      I think someone should soon start to make a standard form for why microtransactions won't work like we have for SPAM, I mean I've heard this now for a decade now? Two? And it never materializes, I think most of all because each transaction is either a hassle or an invisible drain on my bank account. Pay-per-minute Internet died in favor of flat rate even though it'd probably be rational for those who use it little to have a metered connection, but the simplicity of just paying a fixed sum won out. Ads may b

    • If you lookup Bitcoin it seems to be all about making micropayments possible. I think Bitcoin might ultimately resolve this problem.

  • This sounds like a great step forward.

    The article says: “Mozilla plans to work with other vendors through the W3C to reach consensus on a common API that supports web payments in the best way possible. After shipping in Firefox OS, Mozilla plans to add navigator.mozPay() to Firefox for Android and desktop Firefox.”

    I would add that those discussions at W3C should not only include “other vendors”, but also other stakeholders, internationally.
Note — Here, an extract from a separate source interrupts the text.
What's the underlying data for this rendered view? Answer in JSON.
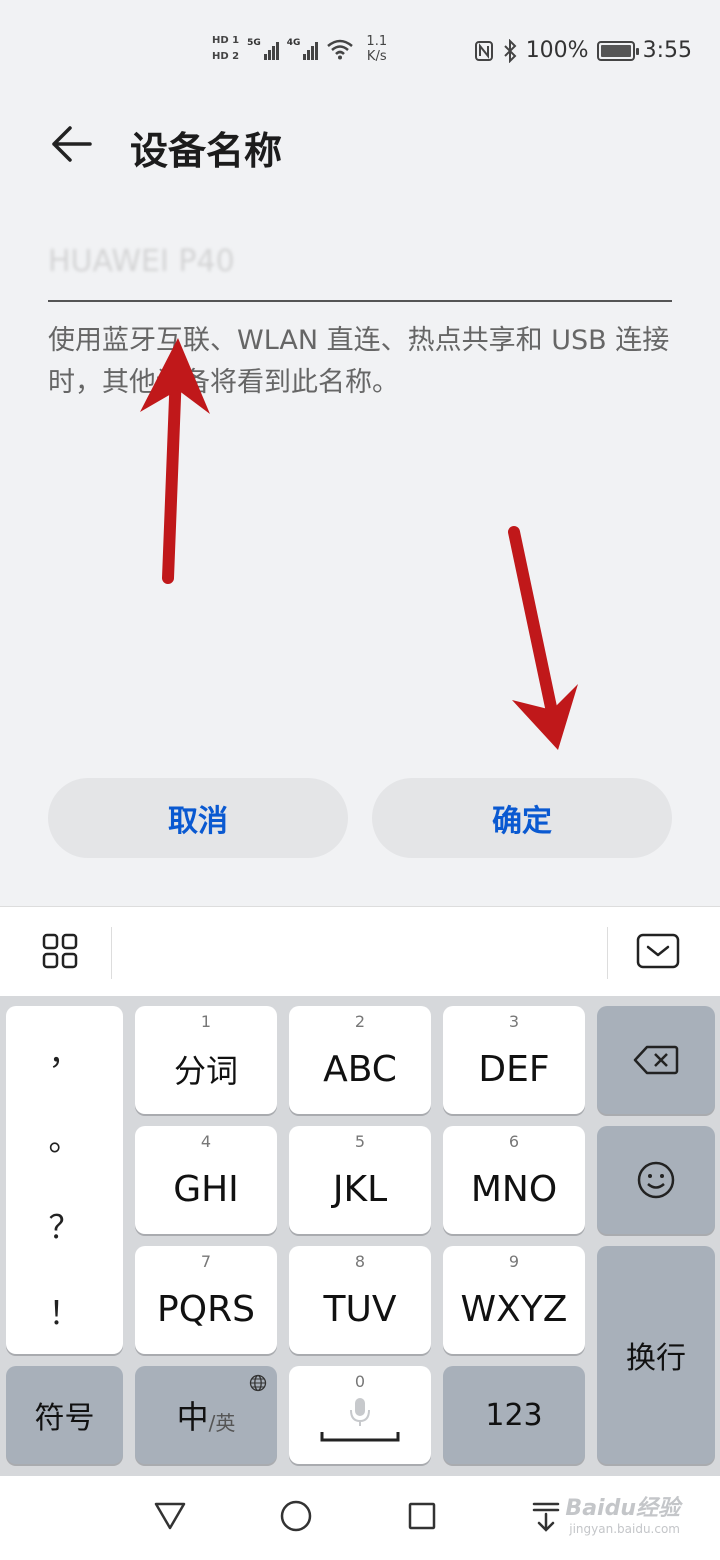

This is a way too important topic to be

    • by msporny ( 653636 ) *
      PaySwarm is currency agnostic, so it can support all national currencies, as well as alternative currencies like Bitcoin and Ven. We don't have Bitcoin support in there yet, but it's on the roadmap and we hope to sooner than later. There are regulatory issues that we have to work through. More here: []
  • by ma1wrbu5tr ( 1066262 ) on Saturday April 06, 2013 @03:51PM (#43380345) Journal
    It seemed like it took forever for Firefox 1.0 to be released back when I was using Firefox .8 and .9. I remember people sarcastically complaining numerous times in the forums back then that the developers were trying to create an operating system and not a browser. Well, here we are a little over 10 years later talking about Firefox OS's new payment system. I wonder how much, if any, of that source code from the pre-one-point-oh release is still in Firefox today. Is there any of it in FFox OS? I know I sure never thought there would be a market for a Firefox OS back in 2003. Kudos to the mozilla team.
    • Two things.

      XPCOM is still in there.

      There isn't a market for FirefoxOS today, so its not like anything changed from 2003, or hell, even the 90s.

      This is just another example of Netscape employees doing whatever random thing they feel like working on rather than focusing on something coherent. Mozilla will die the same painful slow death that Netscape did. The reason Mozilla exists in the first place is that all the shitty Netscape devs needed somewhere to go work after the first one fell apart when Sun real

      • There isn't a market for FirefoxOS today

        By what measure?

        its not like anything changed from 2003, or hell, even the 90s.

        Oh right, the monopoly continues to bite us in the ass.

        Mozilla will die the same painful slow death that Netscape did.

        I don't see that happening. Mostly because at this point Mozilla isn't being financially strangled by a company leveraging a monopoly.

        The reason Mozilla exists in the first place is that all the shitty Netscape devs needed somewhere to go work after the first one fell apart

  • []

    Congrats Mozilla, you officially don't get the Internet any more.

  • by Anonymous Coward

    Makes me think of Mozilla Persona, which is their project to unify log-ins (in a better manner than openid, etc). I'm a big fan.

"The number of Unix installations has grown to 10, with more expected." -- The Unix Programmer's Manual, 2nd Edition, June, 1972